After months of planning and more than a few stressful moments, it was a perfect day. We wrote our own vows and designed the ceremony with our officiant (a friend), so it felt unique and specific to us.
The wedding planning got tricky when we went to register for gifts. Don't get me wrong, I would have loved to run through a big department store with that tagger gun beeping all the things that looked good.
But we were just 6 months away from embarking on our trip around the world, and we had already started the process of downsizing our possessions and getting rid of stuff.
By the time we left, we'd sold, gifted or donated everything we owned except for a few boxes of clothes, some nice kitchen knives and our dog, Lily. At times the process was difficult, but it was also very rewarding.
Knowing that we were purging all of our worldly possessions, we couldn't in good conscience register for new stuff. And we didn't want to do all of the downsizing just to get new wedding gifts and have to store them in my parents' basement for a year.
We also knew that upon our return, we'd be moving across the country, so the idea of hauling all of that new stuff from Chicago to Georgia (where my parents live) and then Georgia to Colorado (where we're planning to move) just felt like too much work.
So that left us with a few options.
Nate and I are experience people. We appreciate nice stuff, but we'd both rather have a memorable experience than get something that comes in a box.
When it came to registering for wedding gifts, we opted to use Honeyfund, an online platform that allows wedding guests to fund honeymoon experiences, house down payments, even charity giving instead of purchasing physical gifts.
I know people have conflicting feelings about asking for money instead of going the traditional registry route.
When the Chicago Sun-Times covered all of the crazy ways we saved for this trip, a negative commenter took to the Internet to tell us how tacky they thought it was that we requested cash in lieu of registered gifts.
In the end, it was the best decision for us.
Our wedding guests got to select from a number of amazing experiences all over the world.

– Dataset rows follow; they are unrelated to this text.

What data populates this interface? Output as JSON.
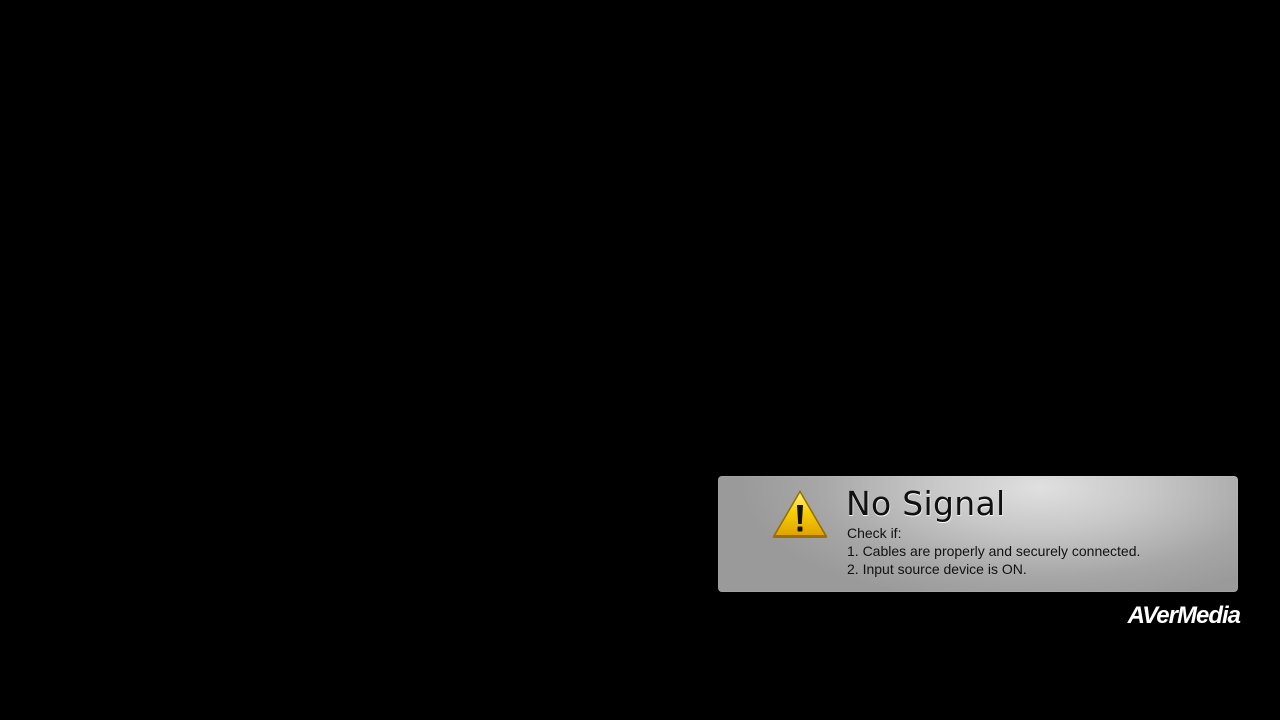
{
  "dialog": {
    "title": "No Signal",
    "check_label": "Check if:",
    "items": [
      "1. Cables are properly and securely connected.",
      "2. Input source device is ON."
    ],
    "icon": "warning-icon"
  },
  "branding": {
    "logo_text": "AVerMedia"
  },
  "colors": {
    "background": "#000000",
    "panel": "#b4b4b4",
    "warning_yellow": "#f5c400"
  }
}
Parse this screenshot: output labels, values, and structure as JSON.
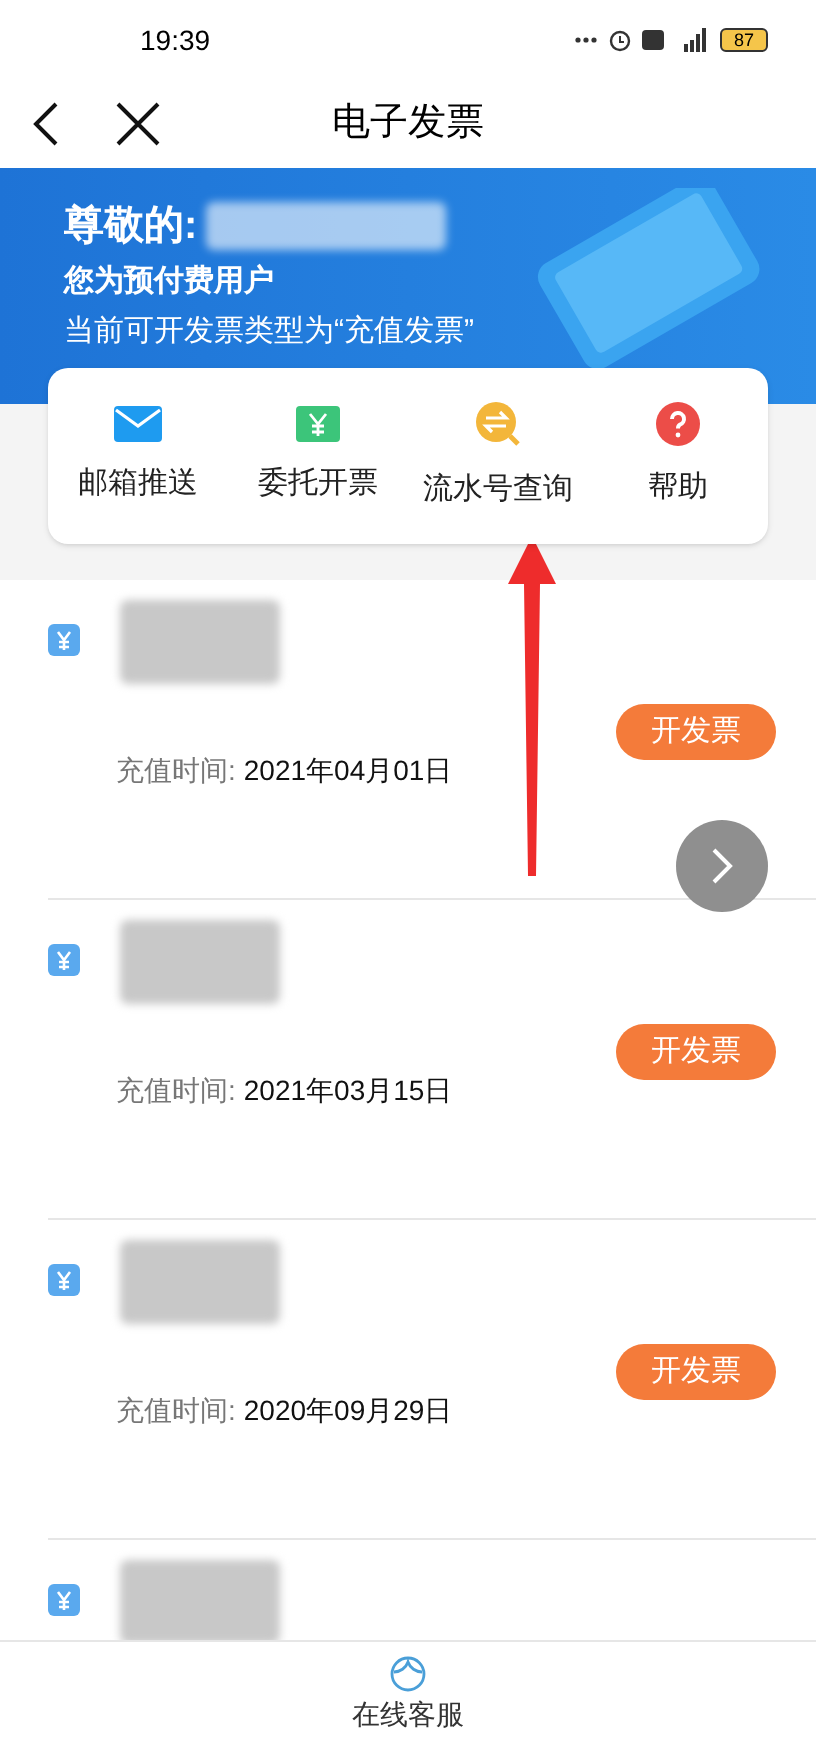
{
  "status_bar": {
    "time": "19:39",
    "battery": "87"
  },
  "nav": {
    "title": "电子发票"
  },
  "banner": {
    "greeting": "尊敬的:",
    "user_type": "您为预付费用户",
    "note": "当前可开发票类型为“充值发票”"
  },
  "actions": [
    {
      "kind": "mail",
      "label": "邮箱推送"
    },
    {
      "kind": "ticket",
      "label": "委托开票"
    },
    {
      "kind": "exchange",
      "label": "流水号查询"
    },
    {
      "kind": "help",
      "label": "帮助"
    }
  ],
  "records": [
    {
      "kind": "full",
      "time_label": "充值时间:",
      "date": "2021年04月01日",
      "button": "开发票"
    },
    {
      "kind": "full",
      "time_label": "充值时间:",
      "date": "2021年03月15日",
      "button": "开发票"
    },
    {
      "kind": "full",
      "time_label": "充值时间:",
      "date": "2020年09月29日",
      "button": "开发票"
    },
    {
      "kind": "partial"
    }
  ],
  "bottom_bar": {
    "label": "在线客服"
  }
}
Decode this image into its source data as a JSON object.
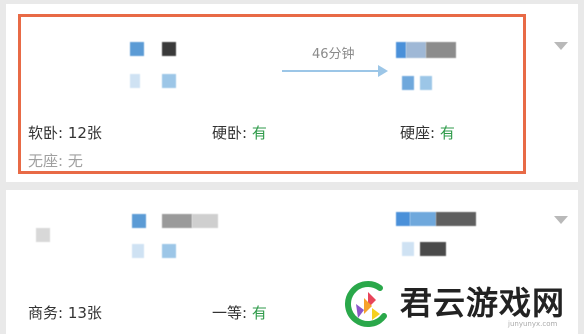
{
  "train1": {
    "duration": "46分钟",
    "seats": [
      {
        "label": "软卧: ",
        "value": "12张"
      },
      {
        "label": "硬卧: ",
        "value": "有"
      },
      {
        "label": "硬座: ",
        "value": "有"
      },
      {
        "label": "无座: ",
        "value": "无"
      }
    ]
  },
  "train2": {
    "seats": [
      {
        "label": "商务: ",
        "value": "13张"
      },
      {
        "label": "一等: ",
        "value": "有"
      }
    ]
  },
  "watermark": {
    "title": "君云游戏网",
    "url": "junyunyx.com"
  },
  "colors": {
    "highlight": "#e86a46",
    "available": "#2d9a48",
    "arrow": "#9cc6e7"
  },
  "icons": {
    "expand": "chevron-down-icon",
    "logo": "colorful-c-logo-icon"
  }
}
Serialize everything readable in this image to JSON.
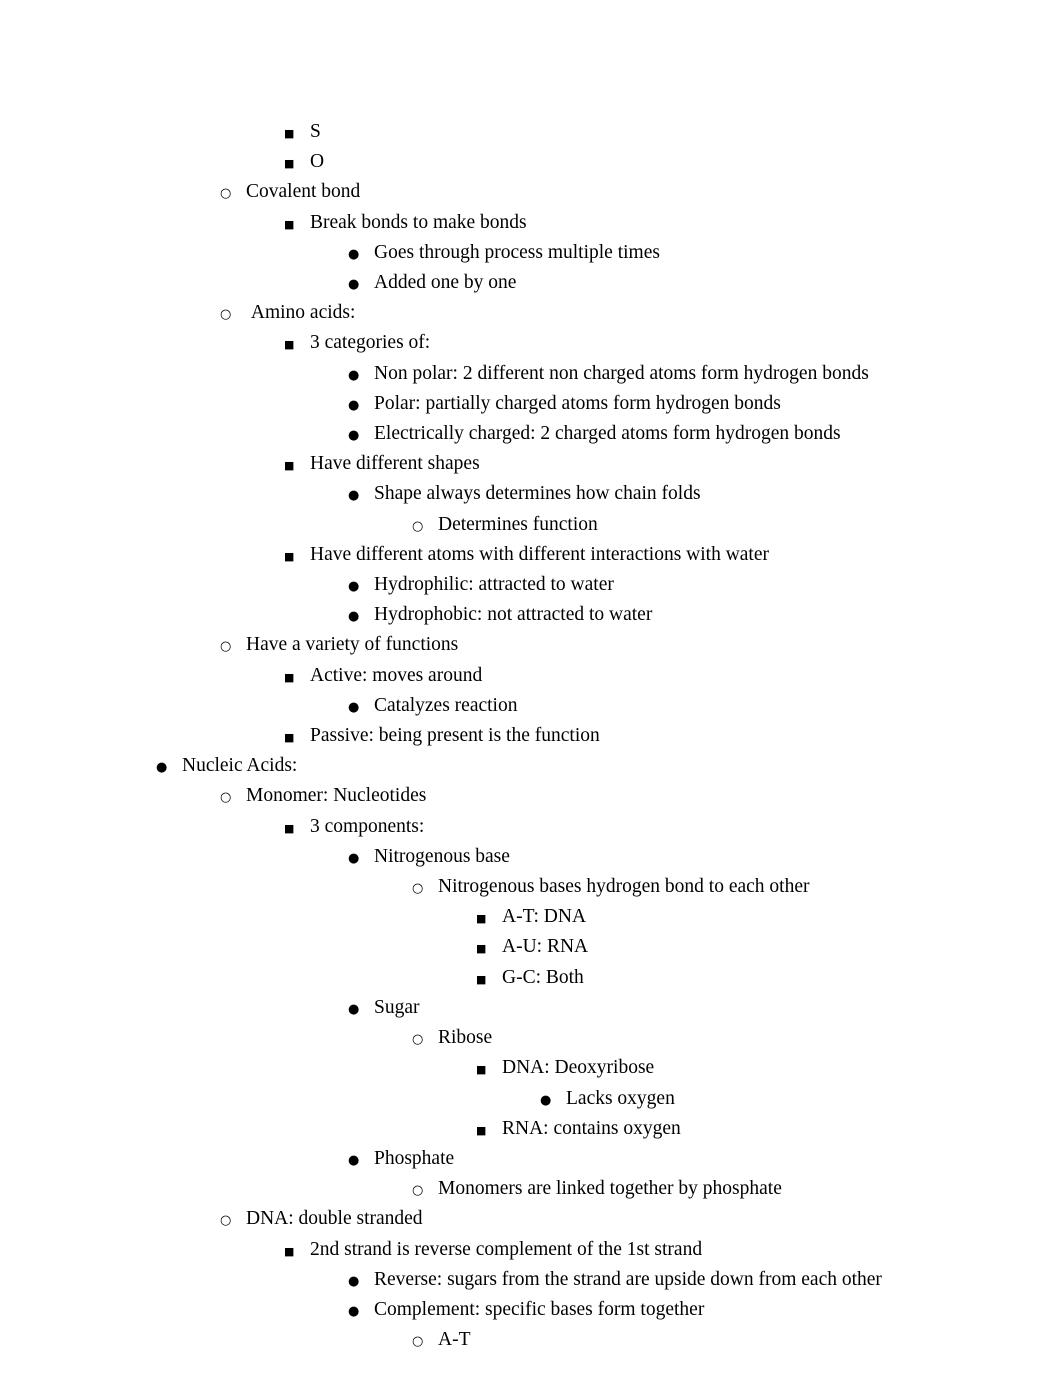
{
  "document": {
    "title": "Biology Notes Outline — Macromolecules",
    "bullets": {
      "disc": "●",
      "circle": "○",
      "square": "■"
    },
    "items": [
      {
        "level": 3,
        "bullet": "square",
        "text": "S"
      },
      {
        "level": 3,
        "bullet": "square",
        "text": "O"
      },
      {
        "level": 2,
        "bullet": "circle",
        "text": "Covalent bond"
      },
      {
        "level": 3,
        "bullet": "square",
        "text": "Break bonds to make bonds"
      },
      {
        "level": 4,
        "bullet": "disc",
        "text": "Goes through process multiple times"
      },
      {
        "level": 4,
        "bullet": "disc",
        "text": "Added one by one"
      },
      {
        "level": 2,
        "bullet": "circle",
        "text": " Amino acids:"
      },
      {
        "level": 3,
        "bullet": "square",
        "text": "3 categories of:"
      },
      {
        "level": 4,
        "bullet": "disc",
        "text": "Non polar: 2 different non charged atoms form hydrogen bonds"
      },
      {
        "level": 4,
        "bullet": "disc",
        "text": "Polar: partially charged atoms form hydrogen bonds"
      },
      {
        "level": 4,
        "bullet": "disc",
        "text": "Electrically charged: 2 charged atoms form hydrogen bonds"
      },
      {
        "level": 3,
        "bullet": "square",
        "text": "Have different shapes"
      },
      {
        "level": 4,
        "bullet": "disc",
        "text": "Shape always determines how chain folds"
      },
      {
        "level": 5,
        "bullet": "circle",
        "text": "Determines function"
      },
      {
        "level": 3,
        "bullet": "square",
        "text": "Have different atoms with different interactions with water"
      },
      {
        "level": 4,
        "bullet": "disc",
        "text": "Hydrophilic: attracted to water"
      },
      {
        "level": 4,
        "bullet": "disc",
        "text": "Hydrophobic: not attracted to water"
      },
      {
        "level": 2,
        "bullet": "circle",
        "text": "Have a variety of functions"
      },
      {
        "level": 3,
        "bullet": "square",
        "text": "Active: moves around"
      },
      {
        "level": 4,
        "bullet": "disc",
        "text": "Catalyzes reaction"
      },
      {
        "level": 3,
        "bullet": "square",
        "text": "Passive: being present is the function"
      },
      {
        "level": 1,
        "bullet": "disc",
        "text": "Nucleic Acids:"
      },
      {
        "level": 2,
        "bullet": "circle",
        "text": "Monomer: Nucleotides"
      },
      {
        "level": 3,
        "bullet": "square",
        "text": "3 components:"
      },
      {
        "level": 4,
        "bullet": "disc",
        "text": "Nitrogenous base"
      },
      {
        "level": 5,
        "bullet": "circle",
        "text": "Nitrogenous bases hydrogen bond to each other"
      },
      {
        "level": 6,
        "bullet": "square",
        "text": "A-T: DNA"
      },
      {
        "level": 6,
        "bullet": "square",
        "text": "A-U: RNA"
      },
      {
        "level": 6,
        "bullet": "square",
        "text": "G-C: Both"
      },
      {
        "level": 4,
        "bullet": "disc",
        "text": "Sugar"
      },
      {
        "level": 5,
        "bullet": "circle",
        "text": "Ribose"
      },
      {
        "level": 6,
        "bullet": "square",
        "text": "DNA: Deoxyribose"
      },
      {
        "level": 7,
        "bullet": "disc",
        "text": "Lacks oxygen"
      },
      {
        "level": 6,
        "bullet": "square",
        "text": "RNA: contains oxygen"
      },
      {
        "level": 4,
        "bullet": "disc",
        "text": "Phosphate"
      },
      {
        "level": 5,
        "bullet": "circle",
        "text": "Monomers are linked together by phosphate"
      },
      {
        "level": 2,
        "bullet": "circle",
        "text": "DNA: double stranded"
      },
      {
        "level": 3,
        "bullet": "square",
        "text": "2nd strand is reverse complement of the 1st strand"
      },
      {
        "level": 4,
        "bullet": "disc",
        "text": "Reverse: sugars from the strand are upside down from each other"
      },
      {
        "level": 4,
        "bullet": "disc",
        "text": "Complement: specific bases form together"
      },
      {
        "level": 5,
        "bullet": "circle",
        "text": "A-T"
      }
    ]
  }
}
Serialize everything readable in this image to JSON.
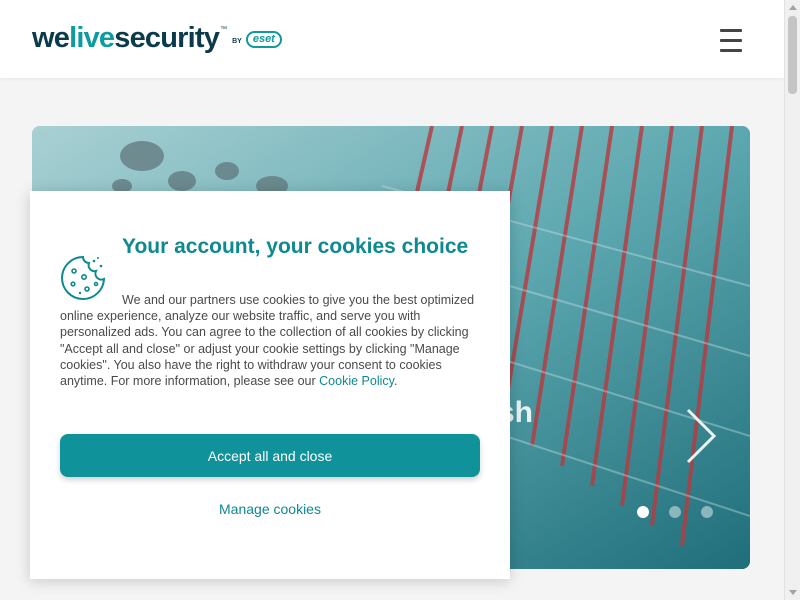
{
  "header": {
    "logo_we": "we",
    "logo_live": "live",
    "logo_security": "security",
    "logo_tm": "™",
    "logo_by": "BY",
    "logo_brand": "eset",
    "menu_icon": "hamburger-menu-icon"
  },
  "hero": {
    "title_fragment": "sh",
    "next_icon": "chevron-right-icon",
    "slides_count": 3,
    "active_slide": 1
  },
  "cookie_modal": {
    "title": "Your account, your cookies choice",
    "icon": "cookie-icon",
    "body": "We and our partners use cookies to give you the best optimized online experience, analyze our website traffic, and serve you with personalized ads. You can agree to the collection of all cookies by clicking \"Accept all and close\" or adjust your cookie settings by clicking \"Manage cookies\". You also have the right to withdraw your consent to cookies anytime. For more information, please see our ",
    "policy_link": "Cookie Policy",
    "body_end": ".",
    "accept_label": "Accept all and close",
    "manage_label": "Manage cookies"
  },
  "colors": {
    "brand_teal": "#0d9b9f",
    "button_teal": "#0f929a",
    "logo_dark": "#0b3a4a"
  }
}
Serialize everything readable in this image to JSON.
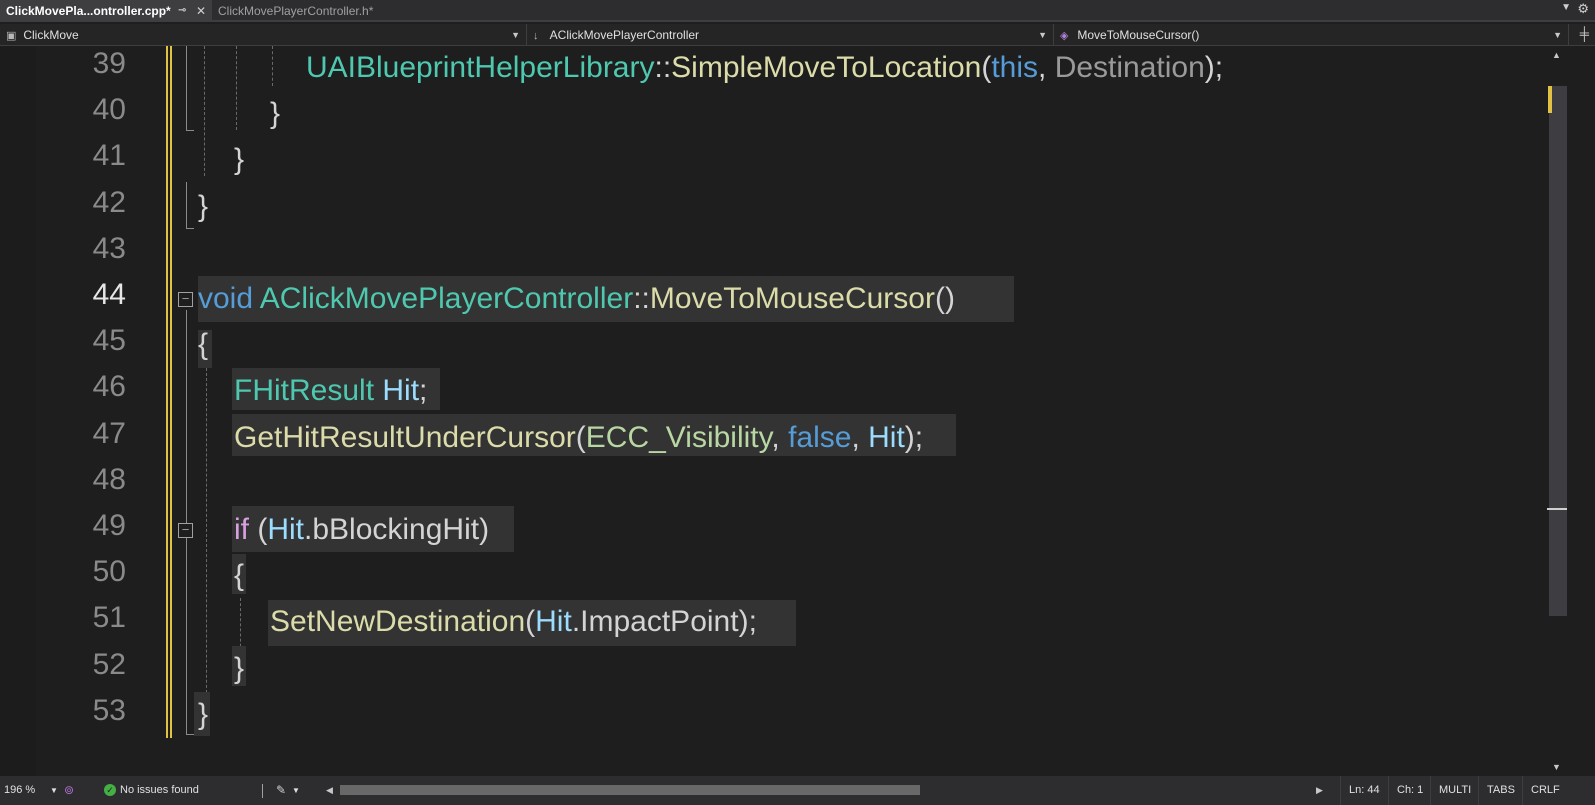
{
  "tabs": [
    {
      "label": "ClickMovePla...ontroller.cpp*",
      "active": true
    },
    {
      "label": "ClickMovePlayerController.h*",
      "active": false
    }
  ],
  "navbar": {
    "project": "ClickMove",
    "class_scope": "AClickMovePlayerController",
    "member": "MoveToMouseCursor()"
  },
  "editor": {
    "current_line": 44,
    "lines": [
      {
        "number": "39",
        "tokens": [
          {
            "t": "UAIBlueprintHelperLibrary",
            "c": "type"
          },
          {
            "t": "::",
            "c": "pn"
          },
          {
            "t": "SimpleMoveToLocation",
            "c": "fn"
          },
          {
            "t": "(",
            "c": "pn"
          },
          {
            "t": "this",
            "c": "kw"
          },
          {
            "t": ", ",
            "c": "pn"
          },
          {
            "t": "Destination",
            "c": "prm"
          },
          {
            "t": ");",
            "c": "pn"
          }
        ]
      },
      {
        "number": "40",
        "tokens": [
          {
            "t": "}",
            "c": "pn"
          }
        ]
      },
      {
        "number": "41",
        "tokens": [
          {
            "t": "}",
            "c": "pn"
          }
        ]
      },
      {
        "number": "42",
        "tokens": [
          {
            "t": "}",
            "c": "pn"
          }
        ]
      },
      {
        "number": "43",
        "tokens": []
      },
      {
        "number": "44",
        "tokens": [
          {
            "t": "void",
            "c": "kw"
          },
          {
            "t": " ",
            "c": "pn"
          },
          {
            "t": "AClickMovePlayerController",
            "c": "type"
          },
          {
            "t": "::",
            "c": "pn"
          },
          {
            "t": "MoveToMouseCursor",
            "c": "fn"
          },
          {
            "t": "()",
            "c": "pn"
          }
        ]
      },
      {
        "number": "45",
        "tokens": [
          {
            "t": "{",
            "c": "pn"
          }
        ]
      },
      {
        "number": "46",
        "tokens": [
          {
            "t": "FHitResult",
            "c": "type"
          },
          {
            "t": " ",
            "c": "pn"
          },
          {
            "t": "Hit",
            "c": "var"
          },
          {
            "t": ";",
            "c": "pn"
          }
        ]
      },
      {
        "number": "47",
        "tokens": [
          {
            "t": "GetHitResultUnderCursor",
            "c": "fn"
          },
          {
            "t": "(",
            "c": "pn"
          },
          {
            "t": "ECC_Visibility",
            "c": "enm"
          },
          {
            "t": ", ",
            "c": "pn"
          },
          {
            "t": "false",
            "c": "kw"
          },
          {
            "t": ", ",
            "c": "pn"
          },
          {
            "t": "Hit",
            "c": "var"
          },
          {
            "t": ");",
            "c": "pn"
          }
        ]
      },
      {
        "number": "48",
        "tokens": []
      },
      {
        "number": "49",
        "tokens": [
          {
            "t": "if",
            "c": "ctl"
          },
          {
            "t": " (",
            "c": "pn"
          },
          {
            "t": "Hit",
            "c": "var"
          },
          {
            "t": ".",
            "c": "pn"
          },
          {
            "t": "bBlockingHit",
            "c": "pn"
          },
          {
            "t": ")",
            "c": "pn"
          }
        ]
      },
      {
        "number": "50",
        "tokens": [
          {
            "t": "{",
            "c": "pn"
          }
        ]
      },
      {
        "number": "51",
        "tokens": [
          {
            "t": "SetNewDestination",
            "c": "fn"
          },
          {
            "t": "(",
            "c": "pn"
          },
          {
            "t": "Hit",
            "c": "var"
          },
          {
            "t": ".",
            "c": "pn"
          },
          {
            "t": "ImpactPoint",
            "c": "pn"
          },
          {
            "t": ");",
            "c": "pn"
          }
        ]
      },
      {
        "number": "52",
        "tokens": [
          {
            "t": "}",
            "c": "pn"
          }
        ]
      },
      {
        "number": "53",
        "tokens": [
          {
            "t": "}",
            "c": "pn"
          }
        ]
      }
    ]
  },
  "statusbar": {
    "zoom": "196 %",
    "issues": "No issues found",
    "line": "Ln: 44",
    "char": "Ch: 1",
    "mode": "MULTI",
    "indent": "TABS",
    "eol": "CRLF"
  },
  "colors": {
    "background": "#1e1e1e",
    "change_marker": "#e2c244",
    "keyword": "#569cd6",
    "type": "#4ec9b0",
    "function": "#dcdcaa",
    "variable": "#9cdcfe",
    "control": "#d8a0df"
  },
  "icons": {
    "tab_pin": "pin-icon",
    "tab_close": "close-icon",
    "fold": "collapse-icon",
    "issues_ok": "check-circle-icon",
    "code_cleanup": "brush-icon",
    "settings": "gear-icon"
  }
}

Friends and family gifted us cooking classes in France, a food tour in India and surf lessons in Peru (which we're using for a weeklong surf camp in a few weeks!). We've already used the Spanish lessons in Cuenca and booked another family member's gift of a trek to Machu Picchu.
Although it was just one of the many things we did to earn and save $75,000 to travel, every little bit helped, and we're here on this trip of a lifetime in part due to that choice.
In planning ours, I learned that people can get really opinionated about weddings. And things get heated fast.
It's so easy to get swept up into other people's expectations for what the experience should look and feel like. I remember myself losing sleep wondering exactly what kind of table runners represent us as a couple.
In the end, that stuff doesn't matter. Some people will have opinions about how you planned and whether you did it the "right way," but in the end, we planned a wedding that felt the most like us with the people who loved us regardless of the details.